Fynsk, Christopher. “Jean-François’s Infancy.” Yale French Studies 99 (2001): 44-61.
There are no encounters in theory
Fynsk, Christopher. “There are no encounters in theory.” Traces 1 (2000): 211-213.
The Linguistic Turn
Fynsk, Christopher. “The Linguistic Turn.” International Encyclopedia of the Social Sciences, 2000.
Dwelling in the Ruins of the University (the point being to practice something beyond critique)
Fynsk, Christopher. “Dwelling in the Ruins of the University (the point being to practice something beyond critique).” Crossings 3 (1999): 57-77.
Between Ethics and Aesthetics
Fynsk, Christopher. “Between Ethics and Aesthetics.” Esprit Créateur Vol. 25, No. 3, Fall (1995): 80-87.
Reading the Poetics after the Remarks
Fynsk, Christopher. “Reading the Poetics after the Remarks.” Research in Phenomenology 24 (1994): 57-69.
A Note on Language and the Body
Fynsk, Christopher. “A Note on Language and the Body.” Paragraph Vol. 16, No. 2 (1994): 192-201.
The Claim of History
Fynsk, Christopher. “The Claim of History.” Diacritics June (1993): 115-126.
But Suppose We Were To Take ‘The Rectoral Address’ Seriously…– On Gèrard Granel’s De l’universitè
Fynsk, Christopher. “But Suppose We Were To Take ‘The Rectoral Address’ Seriously…– On Gèrard Granel’s De l’universitè.” Graduate Faculty Philosophy Journal Vol. 14, No. 2 (1991): 335-362.
Fynsk, Christopher. “Literary Reading.” Interpretation, Bulletin of the Hegel Society of Great Britain 18, Autumn-Winter (1988): 43-57.
Noise at the Threshold
Fynsk, Christopher. “Noise at the Threshold.” Research in Phenomenology 19 (1989): 101-120.
Apartheid. het woord en het ding
Fynsk, Christopher. “Apartheid. het woord en het ding.” Translated by Kris Humbeeck. Restant Vol. 15, No. 4 (1989): 121-134.
Freiheit der Interpretation im liberalen Amerika
Fynsk, Christopher. “Freiheit der Interpretation im liberalen Amerika.” Translated by Thomas Kleinbub.
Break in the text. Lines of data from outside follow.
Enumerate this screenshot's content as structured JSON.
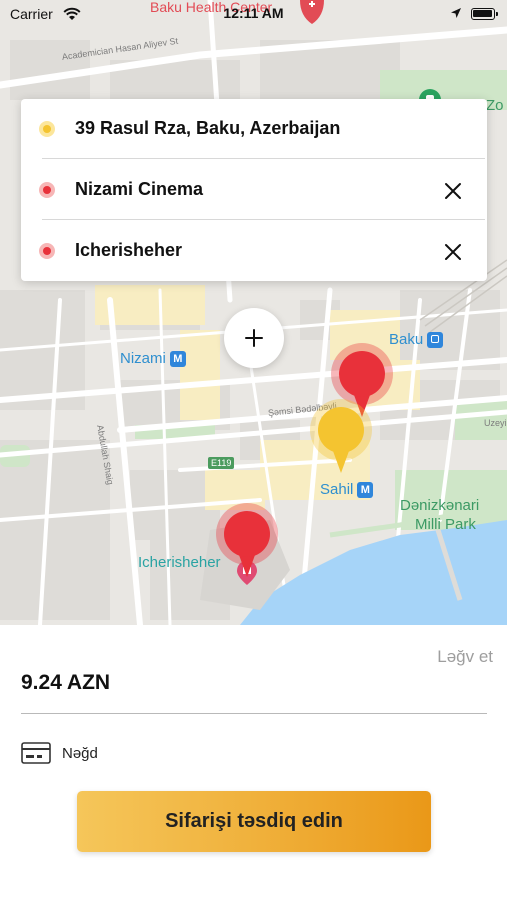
{
  "status_bar": {
    "carrier": "Carrier",
    "time": "12:11 AM"
  },
  "map": {
    "labels": {
      "top_poi": "Baku Health Center",
      "street_top": "Academician Hasan Aliyev St",
      "street_abdullah": "Abdullah Shaig",
      "street_semsi": "Şəmsi Bədəlbəyli",
      "street_uzey": "Uzeyir",
      "zoo": "Zo",
      "nizami": "Nizami",
      "metro_letter": "M",
      "baku": "Baku",
      "route_badge": "E119",
      "sahil": "Sahil",
      "park_line1": "Dənizkənari",
      "park_line2": "Milli Park",
      "icherisheher": "Icherisheher"
    },
    "colors": {
      "land": "#e9e7e3",
      "road": "#ffffff",
      "block": "#dedcd8",
      "highlight": "#f8edc2",
      "green": "#cfe6c8",
      "water": "#a6d4f8",
      "pin_origin": "#f4c430",
      "pin_destination": "#e8313a"
    }
  },
  "route": {
    "stops": [
      {
        "type": "origin",
        "label": "39 Rasul Rza, Baku, Azerbaijan",
        "removable": false
      },
      {
        "type": "destination",
        "label": "Nizami Cinema",
        "removable": true
      },
      {
        "type": "destination",
        "label": "Icherisheher",
        "removable": true
      }
    ],
    "remove_icon": "close-icon",
    "add_stop_icon": "plus-icon"
  },
  "order": {
    "cancel_label": "Ləğv et",
    "price": "9.24 AZN",
    "payment_method": "Nəğd",
    "payment_icon": "credit-card-icon",
    "confirm_label": "Sifarişi təsdiq edin",
    "accent_start": "#f5c65a",
    "accent_end": "#ea9818"
  }
}
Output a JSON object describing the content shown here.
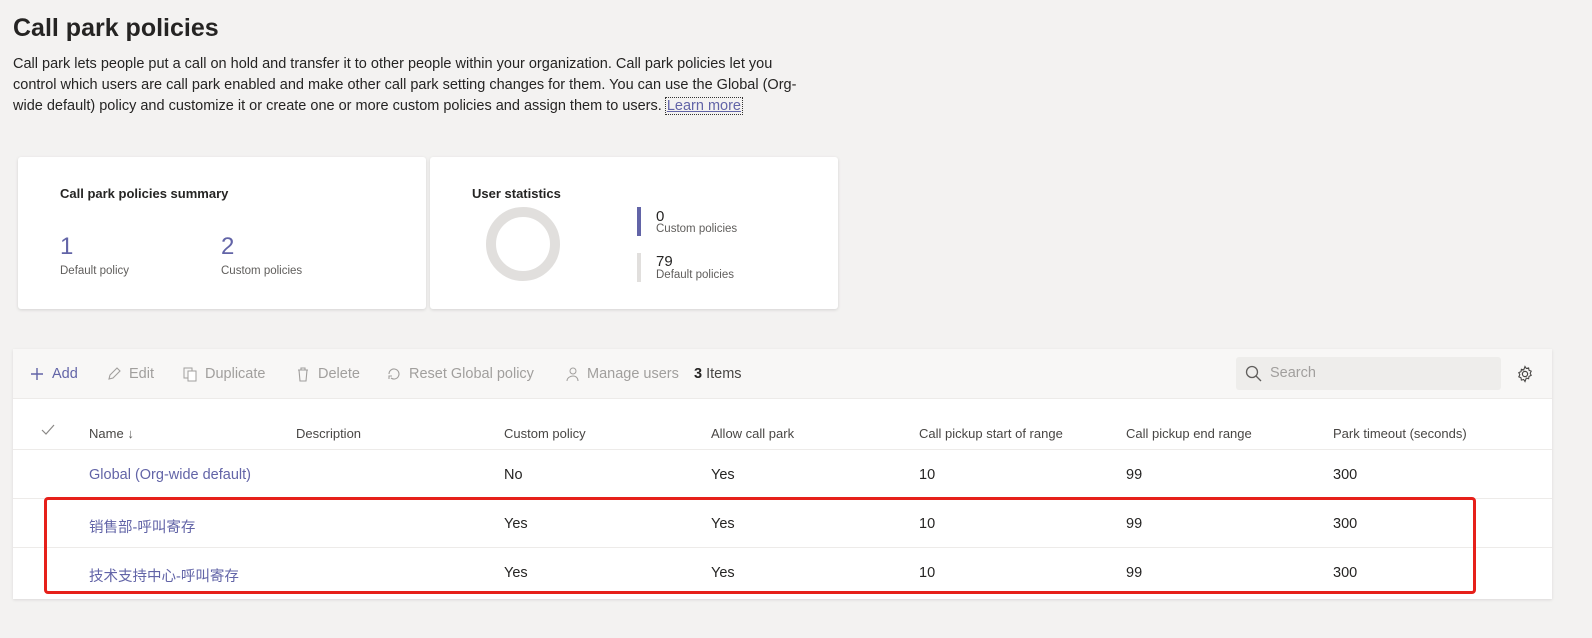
{
  "page": {
    "title": "Call park policies",
    "intro": "Call park lets people put a call on hold and transfer it to other people within your organization. Call park policies let you control which users are call park enabled and make other call park setting changes for them. You can use the Global (Org-wide default) policy and customize it or create one or more custom policies and assign them to users.",
    "learn_more": "Learn more"
  },
  "summary_card": {
    "title": "Call park policies summary",
    "default_count": "1",
    "default_label": "Default policy",
    "custom_count": "2",
    "custom_label": "Custom policies"
  },
  "stats_card": {
    "title": "User statistics",
    "custom_count": "0",
    "custom_label": "Custom policies",
    "default_count": "79",
    "default_label": "Default policies",
    "colors": {
      "custom": "#6264a7",
      "default": "#e1dfdd"
    }
  },
  "toolbar": {
    "add": "Add",
    "edit": "Edit",
    "duplicate": "Duplicate",
    "delete": "Delete",
    "reset": "Reset Global policy",
    "manage": "Manage users",
    "count_num": "3",
    "count_label": "Items",
    "search_placeholder": "Search"
  },
  "table": {
    "columns": [
      "Name",
      "Description",
      "Custom policy",
      "Allow call park",
      "Call pickup start of range",
      "Call pickup end range",
      "Park timeout (seconds)"
    ],
    "rows": [
      {
        "name": "Global (Org-wide default)",
        "description": "",
        "custom": "No",
        "allow": "Yes",
        "start": "10",
        "end": "99",
        "timeout": "300"
      },
      {
        "name": "销售部-呼叫寄存",
        "description": "",
        "custom": "Yes",
        "allow": "Yes",
        "start": "10",
        "end": "99",
        "timeout": "300"
      },
      {
        "name": "技术支持中心-呼叫寄存",
        "description": "",
        "custom": "Yes",
        "allow": "Yes",
        "start": "10",
        "end": "99",
        "timeout": "300"
      }
    ]
  },
  "colors": {
    "accent": "#6264a7",
    "highlight": "#e6201a"
  }
}
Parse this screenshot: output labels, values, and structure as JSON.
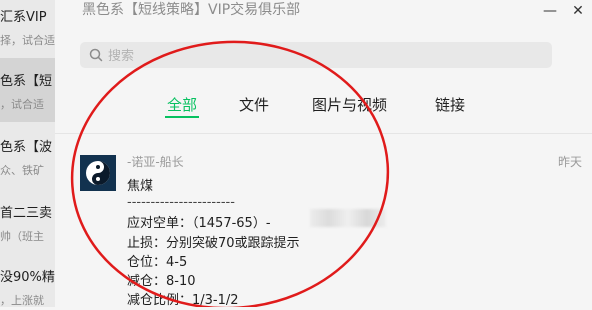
{
  "sidebar": {
    "items": [
      {
        "title": "汇系VIP",
        "preview": "择，试合适"
      },
      {
        "title": "色系【短",
        "preview": "，试合适"
      },
      {
        "title": "色系【波",
        "preview": "众、铁矿"
      },
      {
        "title": "首二三卖",
        "preview": "帅（班主"
      },
      {
        "title": "没90%精",
        "preview": "，上涨就"
      }
    ]
  },
  "window": {
    "title": "黑色系【短线策略】VIP交易俱乐部",
    "minimize": "—",
    "close": "✕"
  },
  "search": {
    "placeholder": "搜索"
  },
  "tabs": [
    {
      "label": "全部"
    },
    {
      "label": "文件"
    },
    {
      "label": "图片与视频"
    },
    {
      "label": "链接"
    }
  ],
  "result": {
    "sender": "-诺亚-船长",
    "time": "昨天",
    "lines": [
      "焦煤",
      "-----------------------",
      "应对空单：（1457-65）-",
      "止损：分别突破70或跟踪提示",
      "仓位：4-5",
      "减仓：8-10",
      "减仓比例：1/3-1/2"
    ]
  },
  "colors": {
    "accent": "#07c160",
    "annotation": "#e01b1b"
  }
}
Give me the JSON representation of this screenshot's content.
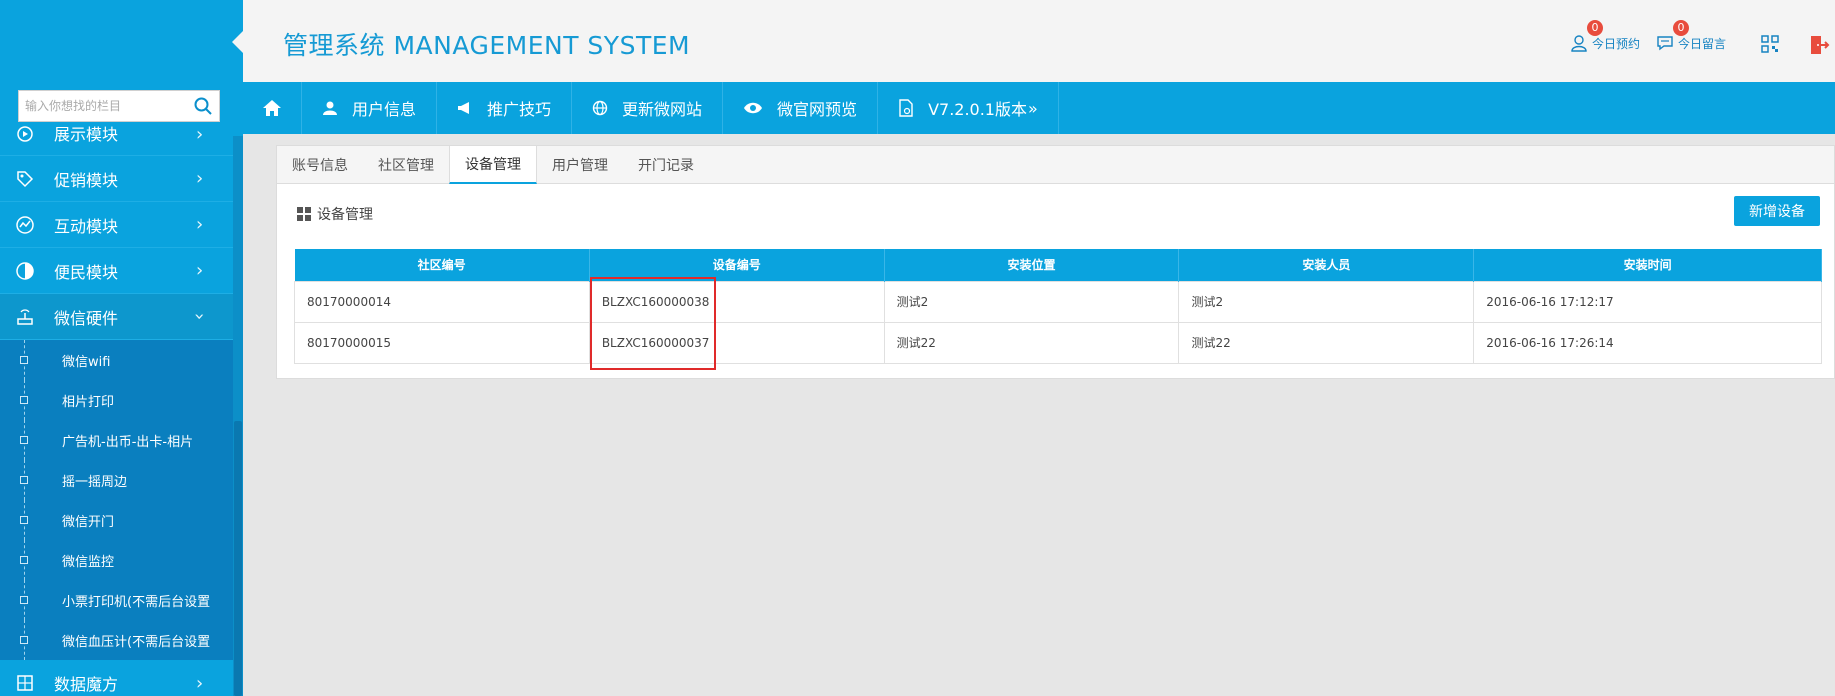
{
  "header": {
    "title": "管理系统 MANAGEMENT SYSTEM",
    "reservations_label": "今日预约",
    "reservations_count": "0",
    "messages_label": "今日留言",
    "messages_count": "0"
  },
  "sidebar": {
    "search_placeholder": "输入你想找的栏目",
    "items": [
      {
        "label": "展示模块",
        "icon": "display-icon"
      },
      {
        "label": "促销模块",
        "icon": "tag-icon"
      },
      {
        "label": "互动模块",
        "icon": "interaction-icon"
      },
      {
        "label": "便民模块",
        "icon": "service-icon"
      },
      {
        "label": "微信硬件",
        "icon": "router-icon"
      }
    ],
    "submenu": [
      "微信wifi",
      "相片打印",
      "广告机-出币-出卡-相片",
      "摇一摇周边",
      "微信开门",
      "微信监控",
      "小票打印机(不需后台设置",
      "微信血压计(不需后台设置"
    ],
    "bottom_item": "数据魔方"
  },
  "topnav": {
    "items": [
      "用户信息",
      "推广技巧",
      "更新微网站",
      "微官网预览",
      "V7.2.0.1版本"
    ]
  },
  "tabs": [
    "账号信息",
    "社区管理",
    "设备管理",
    "用户管理",
    "开门记录"
  ],
  "active_tab": "设备管理",
  "section": {
    "title": "设备管理",
    "add_button": "新增设备"
  },
  "table": {
    "columns": [
      "社区编号",
      "设备编号",
      "安装位置",
      "安装人员",
      "安装时间"
    ],
    "rows": [
      [
        "80170000014",
        "BLZXC160000038",
        "测试2",
        "测试2",
        "2016-06-16 17:12:17"
      ],
      [
        "80170000015",
        "BLZXC160000037",
        "测试22",
        "测试22",
        "2016-06-16 17:26:14"
      ]
    ]
  },
  "colors": {
    "primary": "#0aa3de",
    "submenu_bg": "#0a7fbf",
    "badge": "#e84c3d",
    "highlight": "#e02a2a"
  }
}
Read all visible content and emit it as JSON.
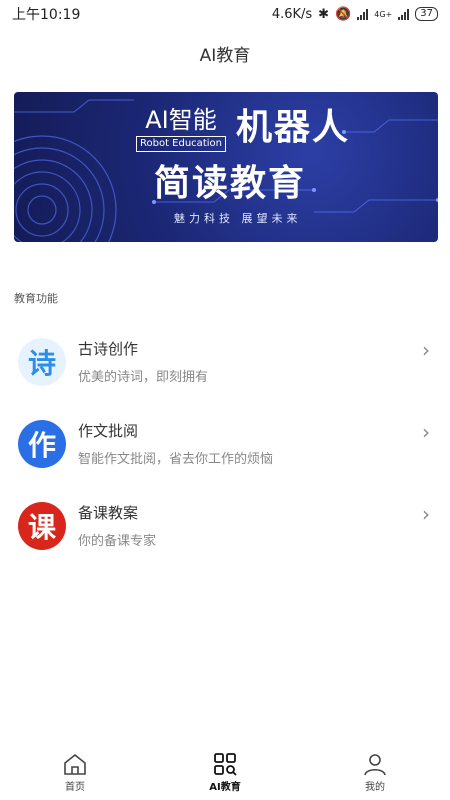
{
  "status": {
    "time": "上午10:19",
    "speed": "4.6K/s",
    "network": "4G+",
    "battery": "37"
  },
  "header": {
    "title": "AI教育"
  },
  "banner": {
    "ai": "AI智能",
    "robot_edu": "Robot Education",
    "line1": "机器人",
    "line2": "简读教育",
    "slogan": "魅力科技   展望未来"
  },
  "section": {
    "title": "教育功能"
  },
  "features": [
    {
      "icon_char": "诗",
      "name": "古诗创作",
      "desc": "优美的诗词，即刻拥有",
      "icon": "poem-icon",
      "icon_color": "#2c8ee8",
      "icon_bg": "#e6f3ff"
    },
    {
      "icon_char": "作",
      "name": "作文批阅",
      "desc": "智能作文批阅，省去你工作的烦恼",
      "icon": "essay-icon",
      "icon_color": "#ffffff",
      "icon_bg": "#2b6fe6"
    },
    {
      "icon_char": "课",
      "name": "备课教案",
      "desc": "你的备课专家",
      "icon": "lesson-icon",
      "icon_color": "#ffffff",
      "icon_bg": "#d8261c"
    }
  ],
  "tabs": [
    {
      "label": "首页",
      "icon": "home-icon",
      "active": false
    },
    {
      "label": "AI教育",
      "icon": "grid-search-icon",
      "active": true
    },
    {
      "label": "我的",
      "icon": "user-icon",
      "active": false
    }
  ]
}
Tumult (1987): 125-132.
The Self and its Witness; On Heidegger’s Being and Time
Fynsk, Christopher. “The Self and its Witness; On Heidegger’s Being and Time.” Boundary 2 Vol. 10, No. 3, Spring (1982): 185-207.
The Choice of Deconstruction
Fynsk, Christopher. “The Choice of Deconstruction.” Rivista di Estetica Vol. 25, No. 17 (1984): 53-61.
Legacies of May: On the Work of Le Doctrinal de Sapience
Fynsk, Christopher. “Legacies of May: On the Work of Le Doctrinal de Sapience.” MLN Vol. 93, No. 5, December (1978): 963-971.
A Decelebration of Philosophy
Fynsk, Christopher. “A Decelebration of Philosophy.” Diacritics Vol. 8, No. 2, Summer (1978): 80-90.
The Production of a Difference
Fynsk, Christopher. “The Production of a Difference.” Enclitic Vol. 1, No. 2, Fall (1977): 23-38.
Christopher Fynsk – Fall 2020 Lecture – “Alter-Eco” – 10.03.2020 (Excerpt)
Blanchot’s Madness of the Day, Death, Sovereignty and Refusal of the Order